The Godfather Review
The Godfather: Mob Wars is essentially a portable version of the game that first appeared on the Xbox and PS2. If you’re familiar with the console versions then you can think of Mob Wars as the same game except with the free-roam aspect replaced by a strategy component. I’ll let you know if this change works or not right after I bring the rest of our readers up to speed on the Godfather gaming experience…
Mob Wars’ campaign is centered on your character, an up and coming gangster in the Corleone family. Your father was a soldier for Don Corleone who was gunned-down by a rival gang when you were still a child. Out of loyalty to your father, Don Corleone has taken you under his wing and assigned Luca Brasi to show you the ropes of the family business. Your goal is to work your way up the mobster corporate ladder until you eventually reach the pinnacle as the “Don of New York”. If you’re familiar with The Godfather movie, then you’ll appreciate the effort that went into tying the game’s story into that in the film. The game’s story follows the major events of the film, but rather than trying to pry you into each of the famous scenes it places you at the center of the off-screen action. For example, when the Don is beseeched to restore the honor of a man’s daughter on the Don’s daughter’s wedding day, you’re one of the goons that is sent to exact revenge on the kids that roughed up the poor woman. You’ll face a variety of different missions, but each one feels tied to the film’s story and makes you feel like you’re a part of a bigger picture rather than merely working your way through a set of mission goals.

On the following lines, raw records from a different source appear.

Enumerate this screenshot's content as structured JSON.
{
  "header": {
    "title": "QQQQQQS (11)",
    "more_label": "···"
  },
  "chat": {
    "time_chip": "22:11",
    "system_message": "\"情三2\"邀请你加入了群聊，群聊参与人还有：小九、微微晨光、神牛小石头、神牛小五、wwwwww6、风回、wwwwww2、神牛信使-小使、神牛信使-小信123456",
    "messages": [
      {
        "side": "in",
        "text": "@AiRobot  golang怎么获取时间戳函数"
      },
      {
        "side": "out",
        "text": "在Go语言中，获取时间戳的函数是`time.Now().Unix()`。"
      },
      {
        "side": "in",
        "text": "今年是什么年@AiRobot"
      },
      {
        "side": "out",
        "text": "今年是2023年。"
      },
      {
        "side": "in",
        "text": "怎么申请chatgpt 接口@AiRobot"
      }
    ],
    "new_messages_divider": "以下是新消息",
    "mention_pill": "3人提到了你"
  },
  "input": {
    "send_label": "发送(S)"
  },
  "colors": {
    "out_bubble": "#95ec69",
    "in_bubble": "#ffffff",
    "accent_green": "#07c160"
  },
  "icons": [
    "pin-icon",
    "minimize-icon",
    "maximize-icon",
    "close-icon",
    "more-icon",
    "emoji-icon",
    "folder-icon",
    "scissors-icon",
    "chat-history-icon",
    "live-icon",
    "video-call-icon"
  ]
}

In Mob Wars this aspect of the game has been scaled back a bit by the removal of the free-roam feature. You begin each mission right at the mission location and end them by returning to the starting point, so there’s never an ensuing chase after a mission and the transition between missions feels disjoint in a way that they did not in the console versions. The missions in Mob Wars are also hindered by the fact that the controls are not as smooth or natural as they are in the console versions. Camera control can be an issue in the game’s many interior locations, especially when trying to lock on to enemies as you turn a corner or enter a new room. Combine this with the fact that the camera swings a bit slowly and you’ll find yourself being gunned down because of the controls more often than you’d like.
Between missions you’re taken to a set of status screens from which you can use cash gained during the missions to purchase ammo and weapon upgrades or spend skill points earned on various attributes such as your speed or gun skill. The status screens also allow you to jump back and forth between the story mode and the game’s mob wars mode.